May 18, 2013Very well made film with a refreshing take on WWII. The strongest element of the film is how it is shot, there is beauty found in every frame. The story moves along at a good pace, filled with tension. Performances are good, especially from a mostly young cast, however the central character of Lore, played excellently by Saskia Lumenthal, was quite frustrating; there were moments where she needed a kick up the backside. Ultimately though, this is an impressive film.… Expand
Apr 7, 2013This movie plods along and is very frustrating. Probably historically authentic poorly done writing and direction. This movie tries to show the dilemma between Nazi Germany and Jews, but can't seem to get out of its own way. I left the theater thinking I will never get this time back...
Mar 19, 2013Lore, (Saskia Rosendahl) is a teenager and the oldest of her siblings including her sister Liesel (Nele Trebs) and 3 brothers, twins Jurgen (Mika Seidel) and Gunther (Andre Frid) and still breast feeding baby Peter (Nick Leander Holaschke). It is Lore’s job, after their father, Vati, (Hans-Jochen Wagner) a Nazi officer, is arrested and their mother Mutti (Ursina Lardi), an admirer of HiHitler, voluntarily goes into an internment camp, to take the children to their grandmother’s home 500 miles away crossing mountains, forests, rivers and passing through American and Russian barriers. The mother gives Lore anything she feels her daughter could trade for safety and food from the house silverware to her wedding ring knowing that she will never see her children or husband again..
As Rodgers and Hammerstein so eloquently put it in a song many years ago, “You’ve Got To Be Taught” and Lore, along with her siblings, have been taught to hate all Jews and blame them for everything. As they travel they hear stories about Americans shooting prisoners and throwing them in graves and then producing pictures saying that they are Jews who were killed by Germans along with other atrocious tales that spins the truth on its head.
Along their journey the children cross paths with Thomas (Kai Malina), a few years older than Lore, who carries papers identifying him as Jewish though he looks nothing like the man in the photograph.
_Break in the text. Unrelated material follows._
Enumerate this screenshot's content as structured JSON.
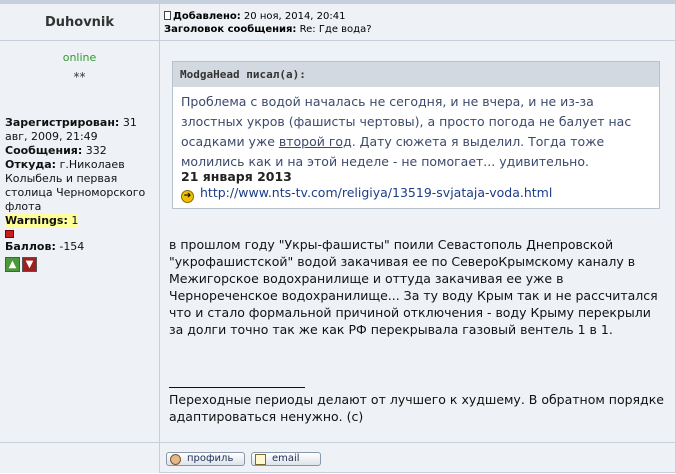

We know very little about Thomas nor will we find out anything except that he goes out of his way to help the 5 children and, more than once, putting his own life on the line. The screenplay by Robin Mukherjee and Cate Shortland, the latter also directing, hit a false note trying to make more out of Lore and Thomas than really makes sense. The moment that Lore lashes out at Thomas with anti-semitic barbs does ring true.
The war has just ended, Hitler is dead and all that Lore has been taught to believe may not be true as she takes this journey across a land that shows little destruction as they go through outlying areas and forests.This is a film that comes from a different point of view and shows how innocent children become a part of the world they knew nothing about or dealt with because adults choose to go to war..
Saskia Rosendahl does an excellent job as Lore, a child that is hard to like yet is on her way to becoming an adult in a world that may tear her apart. Kai Malina is as stoic as an actor can be but still shows in small ways how war affects all. The rest of the cast all exist in a world that at the moment hasn’t any answers but are afraid of what the answers may bring.
The direction by Cate Shortland is almost a study in nature, both the good and bad, that surrounds humans but moves a little too slowly. “Lore” holds back too much information regarding Thomas and the grandmother that the children are looking forward to for their salvation hindering the story.… Expand
An engrossing but frustrating movie, so subtle in its depiction of a teenager struggling to come to terms with a world and worldview utterly upended that it almost trivializes the tragedy that Lore, we suspect, is just beginning to feel responsible for.